Every week since the start of the shut-downs, Dorothy Farris of Palos Verdes, California sits down for a ZOOM call with her four best friends.
The five longtime friends talk about everything going on in their lives and often reminisce about good times spent together. They were having such fun on July 30th that they stayed on the call a little bit later than usual. This minor change in schedule wound up making all the difference in the end.
the #1 good news email read by 455K+ people.
“We normally end our calls at 6 o’clock on the dot. For some unknown reason — I’d like to think it was divine intervention — that we extended this call to 6:16 that night and that’s when the symptoms first appeared,” friend Pam Barclay told KTLA.
On this particular evening the ladies were sharing stories of how they met their spouses, but when it was Dorothy’s turn to share she didn’t say a word. Not only that, but her friends noticed she’d started to slur her speech and was slumping over in her chair. The women recognized the symptoms of a stroke and launched into action, each knowing right away what part to play in the rescue.
“Intuitively, everybody just knew what role to take, to call 911, to call her husband, to stay on the Zoom with her,” said friend Miki Jordan Emenhiser.
Paramedics arrived quickly and had to scale a gate outside her home to get inside, but since the friends clued them in that it may be a stroke they knew time was of the essence.
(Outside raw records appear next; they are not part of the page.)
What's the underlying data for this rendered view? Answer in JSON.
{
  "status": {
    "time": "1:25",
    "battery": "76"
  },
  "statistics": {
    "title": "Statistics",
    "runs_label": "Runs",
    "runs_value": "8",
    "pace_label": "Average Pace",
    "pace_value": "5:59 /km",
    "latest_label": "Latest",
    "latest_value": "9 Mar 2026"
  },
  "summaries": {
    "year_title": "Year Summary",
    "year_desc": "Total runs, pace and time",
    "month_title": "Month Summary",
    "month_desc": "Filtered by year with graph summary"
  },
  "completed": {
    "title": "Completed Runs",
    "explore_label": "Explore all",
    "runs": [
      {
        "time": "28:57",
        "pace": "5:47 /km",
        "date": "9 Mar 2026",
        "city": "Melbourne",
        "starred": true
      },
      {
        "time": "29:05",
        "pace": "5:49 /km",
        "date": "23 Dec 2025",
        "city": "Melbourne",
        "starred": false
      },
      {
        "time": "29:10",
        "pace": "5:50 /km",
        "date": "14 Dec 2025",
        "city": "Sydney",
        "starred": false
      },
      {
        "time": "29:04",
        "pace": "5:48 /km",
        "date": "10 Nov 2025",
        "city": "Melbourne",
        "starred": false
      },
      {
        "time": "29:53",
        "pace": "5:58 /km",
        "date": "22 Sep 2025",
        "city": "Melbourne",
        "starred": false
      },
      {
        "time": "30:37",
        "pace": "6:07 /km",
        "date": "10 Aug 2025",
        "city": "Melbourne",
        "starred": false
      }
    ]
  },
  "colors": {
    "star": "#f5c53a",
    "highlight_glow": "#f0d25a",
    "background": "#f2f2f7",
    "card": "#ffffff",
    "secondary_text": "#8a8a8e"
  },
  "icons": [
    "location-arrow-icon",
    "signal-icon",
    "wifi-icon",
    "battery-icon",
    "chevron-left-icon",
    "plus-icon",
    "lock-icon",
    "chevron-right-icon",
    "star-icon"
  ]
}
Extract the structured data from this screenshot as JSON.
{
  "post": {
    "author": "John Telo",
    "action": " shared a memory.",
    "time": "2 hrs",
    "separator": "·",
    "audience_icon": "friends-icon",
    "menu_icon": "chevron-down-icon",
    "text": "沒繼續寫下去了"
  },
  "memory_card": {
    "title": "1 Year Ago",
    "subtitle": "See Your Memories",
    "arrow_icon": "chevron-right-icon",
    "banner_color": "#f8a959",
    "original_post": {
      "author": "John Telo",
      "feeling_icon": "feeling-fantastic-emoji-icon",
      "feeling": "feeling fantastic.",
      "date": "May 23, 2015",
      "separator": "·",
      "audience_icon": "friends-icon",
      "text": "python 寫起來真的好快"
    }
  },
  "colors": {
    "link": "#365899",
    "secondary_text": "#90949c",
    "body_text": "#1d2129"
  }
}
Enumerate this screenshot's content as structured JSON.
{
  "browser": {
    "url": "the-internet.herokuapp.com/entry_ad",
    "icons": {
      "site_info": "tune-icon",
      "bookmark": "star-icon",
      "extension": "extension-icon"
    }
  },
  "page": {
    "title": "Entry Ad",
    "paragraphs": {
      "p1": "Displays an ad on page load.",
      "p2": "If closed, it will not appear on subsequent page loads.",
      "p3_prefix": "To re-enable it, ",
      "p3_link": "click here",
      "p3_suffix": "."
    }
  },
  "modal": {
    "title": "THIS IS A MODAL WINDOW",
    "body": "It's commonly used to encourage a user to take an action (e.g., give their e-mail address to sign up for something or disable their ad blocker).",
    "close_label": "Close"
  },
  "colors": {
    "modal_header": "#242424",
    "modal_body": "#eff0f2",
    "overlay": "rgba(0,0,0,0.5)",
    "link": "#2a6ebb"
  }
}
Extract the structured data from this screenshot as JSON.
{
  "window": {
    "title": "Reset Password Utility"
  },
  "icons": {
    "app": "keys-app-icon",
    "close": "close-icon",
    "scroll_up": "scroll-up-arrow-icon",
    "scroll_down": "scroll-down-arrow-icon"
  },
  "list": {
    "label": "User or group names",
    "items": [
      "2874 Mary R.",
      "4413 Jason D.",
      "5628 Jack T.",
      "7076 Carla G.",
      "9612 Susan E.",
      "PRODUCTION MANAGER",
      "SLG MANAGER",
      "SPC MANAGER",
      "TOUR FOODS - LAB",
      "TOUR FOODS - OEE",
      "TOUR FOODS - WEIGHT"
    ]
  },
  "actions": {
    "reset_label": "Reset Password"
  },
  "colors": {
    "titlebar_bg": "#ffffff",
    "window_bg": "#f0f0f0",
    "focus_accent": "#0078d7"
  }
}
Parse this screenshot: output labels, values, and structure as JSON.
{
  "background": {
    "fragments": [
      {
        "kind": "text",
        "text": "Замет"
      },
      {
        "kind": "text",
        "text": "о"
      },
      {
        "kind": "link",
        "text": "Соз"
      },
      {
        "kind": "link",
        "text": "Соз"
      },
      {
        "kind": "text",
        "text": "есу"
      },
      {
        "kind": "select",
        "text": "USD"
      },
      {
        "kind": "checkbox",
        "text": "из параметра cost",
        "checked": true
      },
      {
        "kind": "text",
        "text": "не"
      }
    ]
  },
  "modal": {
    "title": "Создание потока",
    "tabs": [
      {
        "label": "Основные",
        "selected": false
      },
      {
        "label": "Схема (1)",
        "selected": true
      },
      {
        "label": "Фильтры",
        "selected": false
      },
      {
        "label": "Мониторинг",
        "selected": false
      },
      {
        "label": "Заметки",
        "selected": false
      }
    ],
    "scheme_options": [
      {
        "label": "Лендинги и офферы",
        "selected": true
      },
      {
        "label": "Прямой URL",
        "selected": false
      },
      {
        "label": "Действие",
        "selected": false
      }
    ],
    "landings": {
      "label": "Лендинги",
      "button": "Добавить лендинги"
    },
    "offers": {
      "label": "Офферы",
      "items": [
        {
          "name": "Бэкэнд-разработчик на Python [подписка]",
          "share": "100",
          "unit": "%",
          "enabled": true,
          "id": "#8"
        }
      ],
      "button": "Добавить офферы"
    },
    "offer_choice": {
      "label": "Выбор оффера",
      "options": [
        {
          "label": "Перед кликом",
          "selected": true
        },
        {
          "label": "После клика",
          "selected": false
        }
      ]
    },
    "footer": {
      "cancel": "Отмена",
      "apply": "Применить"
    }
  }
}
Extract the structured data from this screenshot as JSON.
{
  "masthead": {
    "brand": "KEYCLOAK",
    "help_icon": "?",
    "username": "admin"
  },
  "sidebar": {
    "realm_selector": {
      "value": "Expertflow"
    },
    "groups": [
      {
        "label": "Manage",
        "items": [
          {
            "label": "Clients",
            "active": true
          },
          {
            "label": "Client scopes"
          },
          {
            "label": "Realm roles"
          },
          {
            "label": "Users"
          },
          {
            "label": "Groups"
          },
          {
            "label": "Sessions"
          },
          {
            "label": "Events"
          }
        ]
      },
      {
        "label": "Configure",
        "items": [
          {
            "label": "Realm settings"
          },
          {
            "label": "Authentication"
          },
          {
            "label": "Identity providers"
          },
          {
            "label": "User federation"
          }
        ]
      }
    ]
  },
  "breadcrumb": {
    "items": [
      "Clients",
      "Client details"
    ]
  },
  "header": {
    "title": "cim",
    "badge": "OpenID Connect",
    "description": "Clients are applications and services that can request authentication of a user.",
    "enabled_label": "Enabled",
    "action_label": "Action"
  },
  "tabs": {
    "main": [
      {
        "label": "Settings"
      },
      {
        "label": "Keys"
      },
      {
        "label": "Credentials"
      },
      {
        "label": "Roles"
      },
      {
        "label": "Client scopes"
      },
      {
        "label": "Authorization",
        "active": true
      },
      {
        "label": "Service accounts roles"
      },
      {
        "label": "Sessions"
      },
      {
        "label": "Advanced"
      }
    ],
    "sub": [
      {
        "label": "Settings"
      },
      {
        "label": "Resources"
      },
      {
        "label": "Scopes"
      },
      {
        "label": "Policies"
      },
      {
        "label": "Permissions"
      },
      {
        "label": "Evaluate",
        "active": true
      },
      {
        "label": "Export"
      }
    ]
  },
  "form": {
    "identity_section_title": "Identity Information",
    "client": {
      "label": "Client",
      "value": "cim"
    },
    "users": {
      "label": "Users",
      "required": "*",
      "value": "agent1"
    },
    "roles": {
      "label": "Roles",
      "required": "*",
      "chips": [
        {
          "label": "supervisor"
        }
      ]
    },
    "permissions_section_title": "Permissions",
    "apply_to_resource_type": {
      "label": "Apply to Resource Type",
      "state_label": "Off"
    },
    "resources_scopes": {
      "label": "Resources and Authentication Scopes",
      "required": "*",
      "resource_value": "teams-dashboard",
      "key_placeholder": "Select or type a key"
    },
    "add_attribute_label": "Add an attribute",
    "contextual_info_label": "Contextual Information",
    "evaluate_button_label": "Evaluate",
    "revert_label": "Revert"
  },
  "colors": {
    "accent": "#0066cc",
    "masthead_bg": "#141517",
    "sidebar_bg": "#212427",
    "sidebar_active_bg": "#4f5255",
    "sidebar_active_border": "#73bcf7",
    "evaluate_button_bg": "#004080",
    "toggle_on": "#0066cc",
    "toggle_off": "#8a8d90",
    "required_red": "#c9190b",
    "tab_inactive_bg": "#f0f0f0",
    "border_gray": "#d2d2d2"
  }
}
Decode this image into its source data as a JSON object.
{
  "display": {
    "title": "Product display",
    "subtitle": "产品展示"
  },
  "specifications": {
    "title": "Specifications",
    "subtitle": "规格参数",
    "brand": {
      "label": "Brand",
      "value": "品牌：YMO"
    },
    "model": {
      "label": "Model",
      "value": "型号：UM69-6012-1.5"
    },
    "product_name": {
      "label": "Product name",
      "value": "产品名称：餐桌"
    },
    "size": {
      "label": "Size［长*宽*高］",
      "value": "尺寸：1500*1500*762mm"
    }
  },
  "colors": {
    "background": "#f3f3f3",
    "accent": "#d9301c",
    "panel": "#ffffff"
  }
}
Seconds matter during a stroke, and the longer the brain is deprived of oxygen the more body systems begin shutting down.
Dorothy was rushed to the hospital where she had surgery to remove a blood clot. Thanks to her friends’ quick actions she suffered no major damage and has no long-term side effects!
“I refer to myself as the miracle child,” Dorothy said. “It took four splendid friends to save my life and I don’t know how you thank people who do that.”
Dorothy’s story reminds us of how important it is to stay connected to our friends and family during these strange, isolating times. It’s also important to be able to recognize the signs of stroke:
- Sudden numbness or weakness in the face, arm, or leg, especially on one side of the body.
- Sudden confusion, trouble speaking, or difficulty understanding speech.
- Sudden trouble seeing in one or both eyes.
- Sudden trouble walking, dizziness, loss of balance, or lack of coordination.
- Sudden severe headache with no known cause.
If you see signs of a stroke, call 911 immediately. Thank goodness these friends were there at just the right time to save Dorothy’s life! It certainly seems like they were heaven-sent.
Please share this story — it could save a life.
Want to be happier in just 5 minutes a day? Sign up for Morning Smile and join over 455,000+ people who start each day with good news.